The Jezabels Ask Hard Questions on 'No Country' - Song Premiere

Australian band go to 'The Brink' on second album

The Jezabels
Josh Shinner
February 5, 2014 7:00 AM ET

"No Country," from the Jezabels' upcoming second album The Brink, takes the unique perspective of looking at the trials and tribulations of young men through the eyes of a feminist. Although the indie- rock band formed in Australia and have toured alongside Imagine Dragons, Depeche Mode and Garbage, for the recording of The Brink, they relocated to London and focused on pushing their music into more serious areas.

Hottest Rock Pictures

"I guess there's a certain age you reach when you start noticing more and more how crazy things are when you turn on the news, and you see young, healthy men killing each other in various contexts," vocalist Hayley Mary tells Rolling Stone. "If there's one thing feminism has taught me, it's how hard life can be for young and able men.
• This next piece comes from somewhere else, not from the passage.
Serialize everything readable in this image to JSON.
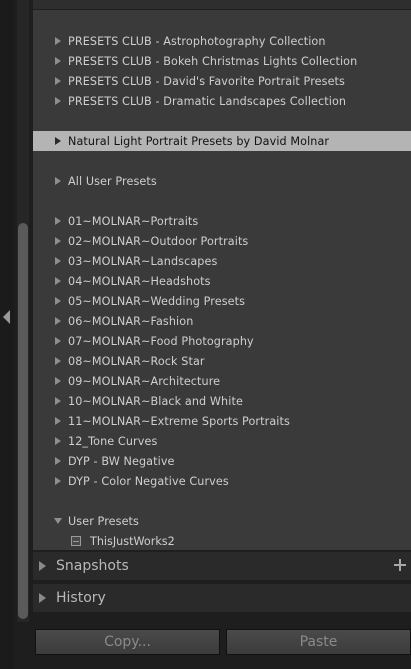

You go through life thinking that they are the powerful ones, but it just seems to me that a lot of young men don't feel like they belong, either. It makes you wonder – who does feel like they belong? I guess that's what 'No Country' is sort of about."

On "No Country " Mary’s voice is powerful but delicate, showing shades of Fiona Apple, Feist and Bjork. Supporting Mary are ambient tones that open at a whisper and build in intensity until they are a wall of sound. Mary's passionate vocals and the rushing music intertwine at the song's apex, before they both fall back down to a hush, underscoring the song's tragic message.

The Brink is out February 18th.

To read the new issue of Rolling Stone online, plus the entire RS archive: Click Here

Music Main Next

blog comments powered by Disqus
Daily Newsletter

Get the latest RS news in your inbox.

Sign up to receive the Rolling Stone newsletter and special offers from RS and its
marketing partners.


We may use your e-mail address to send you the newsletter and offers that may interest you, on behalf of Rolling Stone and its partners. For more information please read our Privacy Policy.

Song Stories

“Santa Monica”

Everclear | 1996

After his brother and girlfriend both died of drug overdoses, Art Alexakis -- depressed and hooked on drugs himself -- jumped off the Santa Monica Pier in California, determined to die. "It was really stupid," said the Everclear frontman, who would further explore his personal emotional journey in the song "Father of Mine." "I went under the water. Then I said, 'I don't wanna die.'" The song, declaring "Let's swim out past the breakers/and watch the world die," was intended as a manifesto for change, Alexakis said. "Let the world do what it's gonna do and just live on our own."

More Song Stories entries »